* ASSIGNMENT *
Without skipping anything, print all of the data exactly.

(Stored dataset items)
______
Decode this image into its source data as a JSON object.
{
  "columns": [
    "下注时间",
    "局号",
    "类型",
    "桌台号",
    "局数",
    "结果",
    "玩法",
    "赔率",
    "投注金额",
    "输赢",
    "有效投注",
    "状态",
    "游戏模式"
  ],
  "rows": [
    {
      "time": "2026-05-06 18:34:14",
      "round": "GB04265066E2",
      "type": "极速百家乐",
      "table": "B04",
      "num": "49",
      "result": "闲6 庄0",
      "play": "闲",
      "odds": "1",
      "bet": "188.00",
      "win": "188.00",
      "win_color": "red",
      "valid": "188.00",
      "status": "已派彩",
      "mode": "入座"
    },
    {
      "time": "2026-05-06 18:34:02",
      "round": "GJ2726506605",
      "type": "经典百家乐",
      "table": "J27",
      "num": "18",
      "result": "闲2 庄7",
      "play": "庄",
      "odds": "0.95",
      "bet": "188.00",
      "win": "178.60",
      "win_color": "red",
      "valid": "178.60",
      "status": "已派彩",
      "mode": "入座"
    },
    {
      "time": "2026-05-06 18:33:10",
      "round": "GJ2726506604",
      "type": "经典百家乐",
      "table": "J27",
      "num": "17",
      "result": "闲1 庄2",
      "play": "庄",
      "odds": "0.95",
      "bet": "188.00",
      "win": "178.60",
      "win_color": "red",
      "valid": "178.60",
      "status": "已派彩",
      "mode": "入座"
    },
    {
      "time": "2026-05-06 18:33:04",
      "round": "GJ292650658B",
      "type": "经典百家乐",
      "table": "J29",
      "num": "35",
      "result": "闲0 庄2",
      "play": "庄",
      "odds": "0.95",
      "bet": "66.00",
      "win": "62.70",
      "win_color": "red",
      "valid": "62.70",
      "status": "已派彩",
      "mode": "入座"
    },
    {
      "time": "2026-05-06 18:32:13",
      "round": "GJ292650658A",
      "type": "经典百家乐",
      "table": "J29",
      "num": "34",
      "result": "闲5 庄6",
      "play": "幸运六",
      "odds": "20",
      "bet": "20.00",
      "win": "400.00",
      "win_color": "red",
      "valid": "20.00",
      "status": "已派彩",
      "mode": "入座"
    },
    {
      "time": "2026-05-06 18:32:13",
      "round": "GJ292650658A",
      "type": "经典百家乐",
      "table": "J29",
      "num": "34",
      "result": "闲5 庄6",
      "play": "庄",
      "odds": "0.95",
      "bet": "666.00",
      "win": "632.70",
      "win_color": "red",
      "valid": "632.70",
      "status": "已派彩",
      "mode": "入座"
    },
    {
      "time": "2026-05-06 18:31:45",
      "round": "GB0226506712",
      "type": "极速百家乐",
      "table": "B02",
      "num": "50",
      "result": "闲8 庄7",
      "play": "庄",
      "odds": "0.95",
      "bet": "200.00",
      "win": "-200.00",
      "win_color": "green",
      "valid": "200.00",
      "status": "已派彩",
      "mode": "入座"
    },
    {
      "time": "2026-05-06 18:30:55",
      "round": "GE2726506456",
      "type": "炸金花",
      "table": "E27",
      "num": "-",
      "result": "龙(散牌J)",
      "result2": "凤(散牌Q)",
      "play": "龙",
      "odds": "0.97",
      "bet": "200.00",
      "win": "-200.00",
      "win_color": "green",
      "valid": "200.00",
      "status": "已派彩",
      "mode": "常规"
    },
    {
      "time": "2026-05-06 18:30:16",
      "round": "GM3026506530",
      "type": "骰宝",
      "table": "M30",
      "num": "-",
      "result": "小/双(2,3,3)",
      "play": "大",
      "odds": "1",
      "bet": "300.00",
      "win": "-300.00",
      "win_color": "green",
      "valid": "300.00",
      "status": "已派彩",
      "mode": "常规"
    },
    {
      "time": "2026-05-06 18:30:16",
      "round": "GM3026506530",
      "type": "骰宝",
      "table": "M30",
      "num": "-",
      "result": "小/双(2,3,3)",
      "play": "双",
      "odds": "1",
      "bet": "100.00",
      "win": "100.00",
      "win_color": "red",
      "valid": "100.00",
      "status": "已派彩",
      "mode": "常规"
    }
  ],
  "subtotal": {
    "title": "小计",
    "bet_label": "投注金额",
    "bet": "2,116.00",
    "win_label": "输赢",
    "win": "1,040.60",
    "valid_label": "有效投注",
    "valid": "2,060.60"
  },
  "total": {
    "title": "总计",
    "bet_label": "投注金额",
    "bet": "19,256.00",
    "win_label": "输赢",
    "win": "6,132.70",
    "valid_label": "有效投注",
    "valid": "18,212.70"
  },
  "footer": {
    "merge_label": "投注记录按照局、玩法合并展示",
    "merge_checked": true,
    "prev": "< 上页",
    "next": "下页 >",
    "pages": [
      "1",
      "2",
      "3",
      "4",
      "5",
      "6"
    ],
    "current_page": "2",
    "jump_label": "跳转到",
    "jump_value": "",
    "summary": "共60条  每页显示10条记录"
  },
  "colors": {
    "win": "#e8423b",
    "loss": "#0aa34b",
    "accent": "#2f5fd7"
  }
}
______
* RESULT OF THE EXERCISE *
Decode this image into its source data as a JSON object.
{
  "columns": [
    "下注时间",
    "局号",
    "类型",
    "桌台号",
    "局数",
    "结果",
    "玩法",
    "赔率",
    "投注金额",
    "输赢",
    "有效投注",
    "状态",
    "游戏模式"
  ],
  "rows": [
    {
      "time": "2026-05-06 18:34:14",
      "round": "GB04265066E2",
      "type": "极速百家乐",
      "table": "B04",
      "num": "49",
      "result": "闲6 庄0",
      "play": "闲",
      "odds": "1",
      "bet": "188.00",
      "win": "188.00",
      "win_color": "red",
      "valid": "188.00",
      "status": "已派彩",
      "mode": "入座"
    },
    {
      "time": "2026-05-06 18:34:02",
      "round": "GJ2726506605",
      "type": "经典百家乐",
      "table": "J27",
      "num": "18",
      "result": "闲2 庄7",
      "play": "庄",
      "odds": "0.95",
      "bet": "188.00",
      "win": "178.60",
      "win_color": "red",
      "valid": "178.60",
      "status": "已派彩",
      "mode": "入座"
    },
    {
      "time": "2026-05-06 18:33:10",
      "round": "GJ2726506604",
      "type": "经典百家乐",
      "table": "J27",
      "num": "17",
      "result": "闲1 庄2",
      "play": "庄",
      "odds": "0.95",
      "bet": "188.00",
      "win": "178.60",
      "win_color": "red",
      "valid": "178.60",
      "status": "已派彩",
      "mode": "入座"
    },
    {
      "time": "2026-05-06 18:33:04",
      "round": "GJ292650658B",
      "type": "经典百家乐",
      "table": "J29",
      "num": "35",
      "result": "闲0 庄2",
      "play": "庄",
      "odds": "0.95",
      "bet": "66.00",
      "win": "62.70",
      "win_color": "red",
      "valid": "62.70",
      "status": "已派彩",
      "mode": "入座"
    },
    {
      "time": "2026-05-06 18:32:13",
      "round": "GJ292650658A",
      "type": "经典百家乐",
      "table": "J29",
      "num": "34",
      "result": "闲5 庄6",
      "play": "幸运六",
      "odds": "20",
      "bet": "20.00",
      "win": "400.00",
      "win_color": "red",
      "valid": "20.00",
      "status": "已派彩",
      "mode": "入座"
    },
    {
      "time": "2026-05-06 18:32:13",
      "round": "GJ292650658A",
      "type": "经典百家乐",
      "table": "J29",
      "num": "34",
      "result": "闲5 庄6",
      "play": "庄",
      "odds": "0.95",
      "bet": "666.00",
      "win": "632.70",
      "win_color": "red",
      "valid": "632.70",
      "status": "已派彩",
      "mode": "入座"
    },
    {
      "time": "2026-05-06 18:31:45",
      "round": "GB0226506712",
      "type": "极速百家乐",
      "table": "B02",
      "num": "50",
      "result": "闲8 庄7",
      "play": "庄",
      "odds": "0.95",
      "bet": "200.00",
      "win": "-200.00",
      "win_color": "green",
      "valid": "200.00",
      "status": "已派彩",
      "mode": "入座"
    },
    {
      "time": "2026-05-06 18:30:55",
      "round": "GE2726506456",
      "type": "炸金花",
      "table": "E27",
      "num": "-",
      "result": "龙(散牌J)",
      "result2": "凤(散牌Q)",
      "play": "龙",
      "odds": "0.97",
      "bet": "200.00",
      "win": "-200.00",
      "win_color": "green",
      "valid": "200.00",
      "status": "已派彩",
      "mode": "常规"
    },
    {
      "time": "2026-05-06 18:30:16",
      "round": "GM3026506530",
      "type": "骰宝",
      "table": "M30",
      "num": "-",
      "result": "小/双(2,3,3)",
      "play": "大",
      "odds": "1",
      "bet": "300.00",
      "win": "-300.00",
      "win_color": "green",
      "valid": "300.00",
      "status": "已派彩",
      "mode": "常规"
    },
    {
      "time": "2026-05-06 18:30:16",
      "round": "GM3026506530",
      "type": "骰宝",
      "table": "M30",
      "num": "-",
      "result": "小/双(2,3,3)",
      "play": "双",
      "odds": "1",
      "bet": "100.00",
      "win": "100.00",
      "win_color": "red",
      "valid": "100.00",
      "status": "已派彩",
      "mode": "常规"
    }
  ],
  "subtotal": {
    "title": "小计",
    "bet_label": "投注金额",
    "bet": "2,116.00",
    "win_label": "输赢",
    "win": "1,040.60",
    "valid_label": "有效投注",
    "valid": "2,060.60"
  },
  "total": {
    "title": "总计",
    "bet_label": "投注金额",
    "bet": "19,256.00",
    "win_label": "输赢",
    "win": "6,132.70",
    "valid_label": "有效投注",
    "valid": "18,212.70"
  },
  "footer": {
    "merge_label": "投注记录按照局、玩法合并展示",
    "merge_checked": true,
    "prev": "< 上页",
    "next": "下页 >",
    "pages": [
      "1",
      "2",
      "3",
      "4",
      "5",
      "6"
    ],
    "current_page": "2",
    "jump_label": "跳转到",
    "jump_value": "",
    "summary": "共60条  每页显示10条记录"
  },
  "colors": {
    "win": "#e8423b",
    "loss": "#0aa34b",
    "accent": "#2f5fd7"
  }
}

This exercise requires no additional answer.